The starting bell rang on Sunday for the first UFC KO Poker Series, with a 68-event schedule of all Progressive KO tournaments. It’s a full week of action with prizes for every knockout, three UFC 241 travel packages up for grabs, and a $1.5 million guaranteed prize pool in next weekend’s Main Event.
If you’ve never tried Progressive KO tournaments before, fear not. PokerStars School has the lowdown on everything you need to succeed in this exciting tournament format, plus a chance to win a ticket to try it out for free.
• Why you should play Progressive KO tournaments
• Play the UFC KO Poker Series for free!
• Adapting to small-stakes NLHE
The UFC KO Poker Series schedule consists entirely of Progressive KO tournaments. If you’ve never played this tournament format before, it can sound intimidating enough to avoid in favor of more familiar games. From reduced variance and an exhilarating late game to feelings of empowerment and less painful bustouts, there are loads of good reasons to give Progressive KO tournaments a shot.

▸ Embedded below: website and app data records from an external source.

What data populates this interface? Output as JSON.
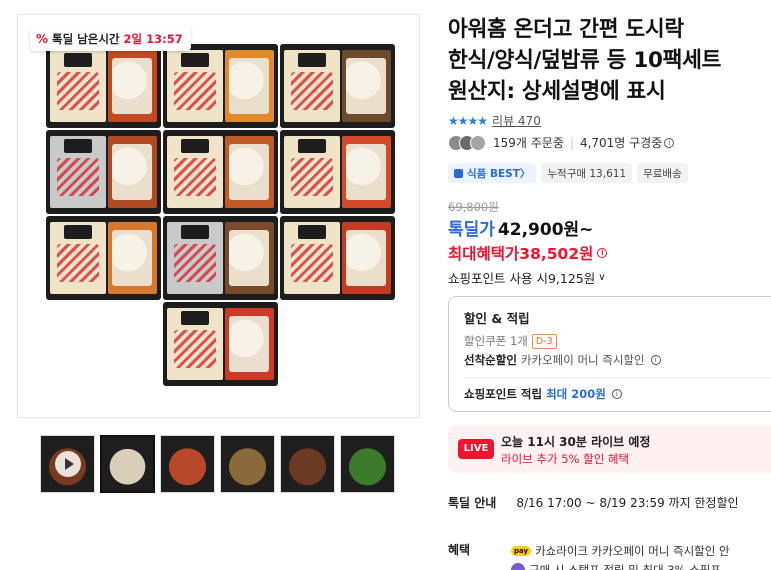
{
  "deal_badge": {
    "label": "톡딜 남은시간",
    "time": "2일 13:57"
  },
  "gallery": {
    "trays": [
      {
        "label_color": "#efe3c8",
        "food_color": "#c24a22"
      },
      {
        "label_color": "#efe3c8",
        "food_color": "#e08a2a"
      },
      {
        "label_color": "#efe3c8",
        "food_color": "#6b4b2a"
      },
      {
        "label_color": "#c9c9c9",
        "food_color": "#b04a24"
      },
      {
        "label_color": "#efe3c8",
        "food_color": "#c25a28"
      },
      {
        "label_color": "#efe3c8",
        "food_color": "#d24a2a"
      },
      {
        "label_color": "#efe3c8",
        "food_color": "#d8782a"
      },
      {
        "label_color": "#c9c9c9",
        "food_color": "#7a4a2a"
      },
      {
        "label_color": "#efe3c8",
        "food_color": "#c43a22"
      },
      {
        "label_color": "#efe3c8",
        "food_color": "#cf3a28"
      }
    ],
    "thumbnails": [
      {
        "kind": "video",
        "color": "#7a3a20"
      },
      {
        "kind": "image",
        "color": "#d9cfb8",
        "selected": true
      },
      {
        "kind": "image",
        "color": "#b8482a"
      },
      {
        "kind": "image",
        "color": "#8a6a3a"
      },
      {
        "kind": "image",
        "color": "#6a3a22"
      },
      {
        "kind": "image",
        "color": "#3c7a2c"
      }
    ]
  },
  "product": {
    "title_line1": "아워홈 온더고 간편 도시락",
    "title_line2": "한식/양식/덮밥류 등 10팩세트",
    "title_line3": "원산지: 상세설명에 표시",
    "stars": "★★★★",
    "review": "리뷰 470",
    "orders": "159개 주문중",
    "subscribers": "4,701명 구경중",
    "tags": [
      "식품 BEST〉",
      "누적구매 13,611",
      "무료배송"
    ],
    "original_price": "69,800원",
    "deal_label": "톡딜가",
    "deal_price": "42,900원~",
    "max_benefit_price": "최대혜택가38,502원",
    "point_use": "쇼핑포인트 사용 시9,125원"
  },
  "benefit_box": {
    "title": "할인 & 적립",
    "coupon": "할인쿠폰 1개",
    "dday": "D-3",
    "first_label": "선착순할인",
    "first_value": "카카오페이 머니 즉시할인",
    "point_label": "쇼핑포인트 적립",
    "point_value": "최대 200원"
  },
  "live": {
    "badge": "LIVE",
    "line1": "오늘 11시 30분 라이브 예정",
    "line2": "라이브 추가 5% 할인 혜택"
  },
  "deal_info": {
    "label": "톡딜 안내",
    "value": "8/16 17:00 ~ 8/19 23:59 까지 한정할인"
  },
  "benefits": {
    "label": "혜택",
    "npay": "pay",
    "line1": "카쇼라이크 카카오페이 머니 즉시할인 안",
    "line2": "구매 시 스탬프 적립 및 최대 3% 쇼핑포"
  },
  "colors": {
    "accent_blue": "#2a6dd7",
    "accent_red": "#f0142f"
  }
}
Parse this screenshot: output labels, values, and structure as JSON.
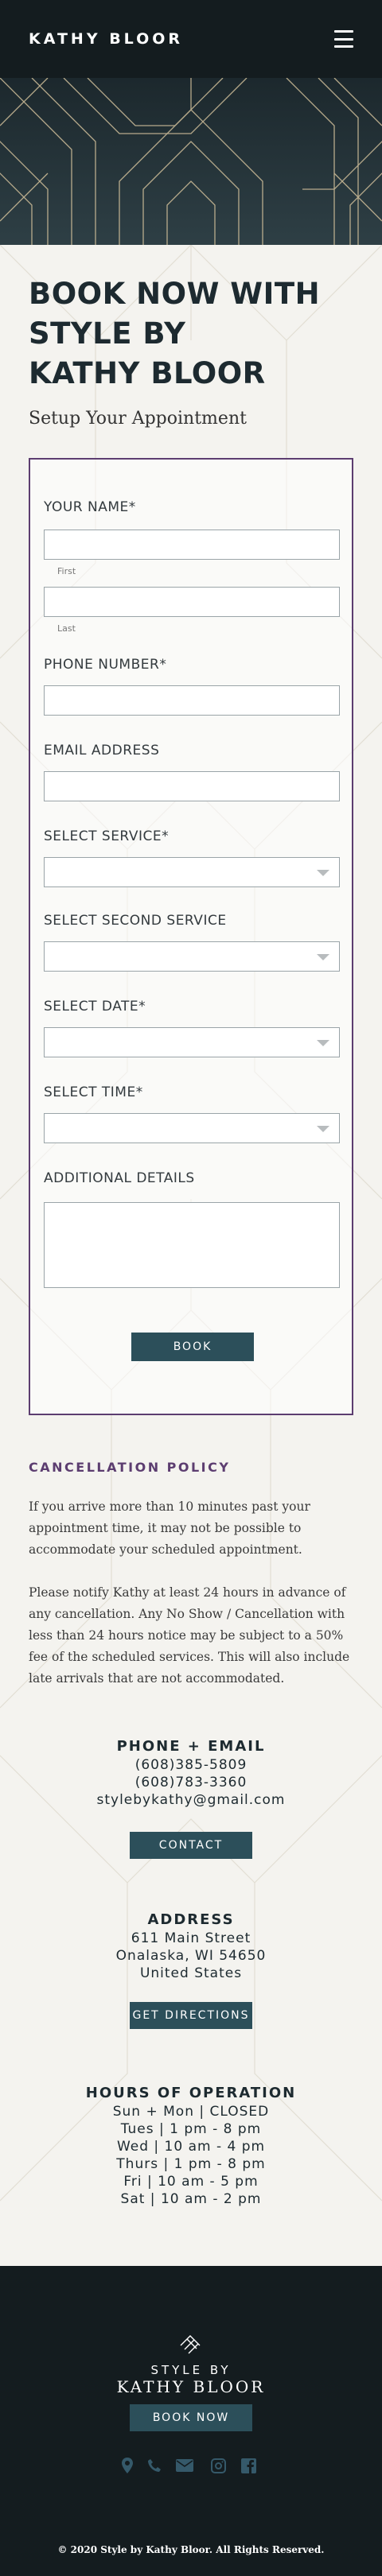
{
  "header": {
    "brand": "KATHY BLOOR"
  },
  "page": {
    "title_line1": "BOOK NOW WITH",
    "title_line2": "STYLE BY",
    "title_line3": "KATHY BLOOR",
    "subtitle": "Setup  Your Appointment"
  },
  "form": {
    "name_label": "YOUR NAME*",
    "first_caption": "First",
    "last_caption": "Last",
    "phone_label": "PHONE NUMBER*",
    "email_label": "EMAIL ADDRESS",
    "service_label": "SELECT SERVICE*",
    "second_service_label": "SELECT SECOND SERVICE",
    "date_label": "SELECT DATE*",
    "time_label": "SELECT TIME*",
    "details_label": "ADDITIONAL DETAILS",
    "submit_label": "BOOK"
  },
  "policy": {
    "title": "CANCELLATION POLICY",
    "p1": "If you arrive more than 10 minutes past your appointment time, it may not be possible to accommodate your scheduled appointment.",
    "p2": "Please notify Kathy at least 24 hours in advance of any cancellation. Any No Show / Cancellation with less than 24 hours notice may be subject to a 50% fee of the scheduled services. This will also include late arrivals that are not accommodated."
  },
  "contact": {
    "title": "PHONE + EMAIL",
    "phone1": "(608)385-5809",
    "phone2": "(608)783-3360",
    "email": "stylebykathy@gmail.com",
    "button": "CONTACT"
  },
  "address": {
    "title": "ADDRESS",
    "line1": "611 Main Street",
    "line2": "Onalaska, WI 54650",
    "line3": "United States",
    "button": "GET DIRECTIONS"
  },
  "hours": {
    "title": "HOURS OF OPERATION",
    "rows": [
      "Sun + Mon | CLOSED",
      "Tues | 1 pm - 8 pm",
      "Wed | 10 am - 4 pm",
      "Thurs | 1 pm - 8 pm",
      "Fri | 10 am - 5 pm",
      "Sat | 10 am - 2 pm"
    ]
  },
  "footer": {
    "logo_line1": "STYLE BY",
    "logo_line2": "KATHY BLOOR",
    "book_button": "BOOK NOW",
    "icons": [
      "location-icon",
      "phone-icon",
      "mail-icon",
      "instagram-icon",
      "facebook-icon"
    ],
    "copyright": "© 2020 Style by Kathy Bloor. All Rights Reserved."
  },
  "colors": {
    "dark": "#141c1f",
    "accent_purple": "#5c3d70",
    "button_teal": "#2c4f5a",
    "icon_teal": "#35596a"
  }
}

Progressive KO tournaments play a little differently in certain spots, mostly related to the size of the bounty on your head, but Pete Clarke’s latest strategy piece makes it easy for newcomers to adjust to these differences. Boost your understanding of Progressive KO tournament strategy with these tips and start knocking out your opponents today.
There’s no better way to try out your newfound Progressive KO knowledge than jumping into the UFC KO Poker Series. PokerStars School’s latest promotion can help you do that for free.
Entering couldn’t be simpler. All you have to do is look over the series schedule and then leave a comment saying which events you’d like to play. It’s literally that easy. Enter the contest here by June 26th — the 10 winners will be chosen on June 28th.
Can’t score a free ticket to the KO series? There’s always the option of sitting down at the micro-stakes cash game tables and winning your buy-in there — but don’t just waltz in and expect all that shiny theory you’ve been studying to earn you max value.
“A lot of the training material out there will teach you the foundations of conventionally solid play,” says Pete Clarke. “You will learn about how to build bluffing ranges on the river; use blockers to choose a specific bet-size; and how to develop a solid 4-Bet range in a late position pre-flop battle. The problem is that such technical game theory ideas miss the mark somewhat at the smaller stakes, where the average player starts his or her poker journey.”
What you need are exploitative strategies you can rely on at these stakes — and that’s exactly what Clarke provides with his Three Tips for Adapting to 2NL and 5NL Cash. Click through and apply these tips to your game to stop missing out on all the extra value micro-stakes players leave on the table.
• Question of the Week: How would you play this hand by xflixx?
• Strategy: Heads-up: The power of position
• Theory and Concepts: Counting Outs and the Rule of 2 and 4
• Mindset: Three Poker Reasoning Traps to Avoid
WSOP photography by pokerphotoarchive.com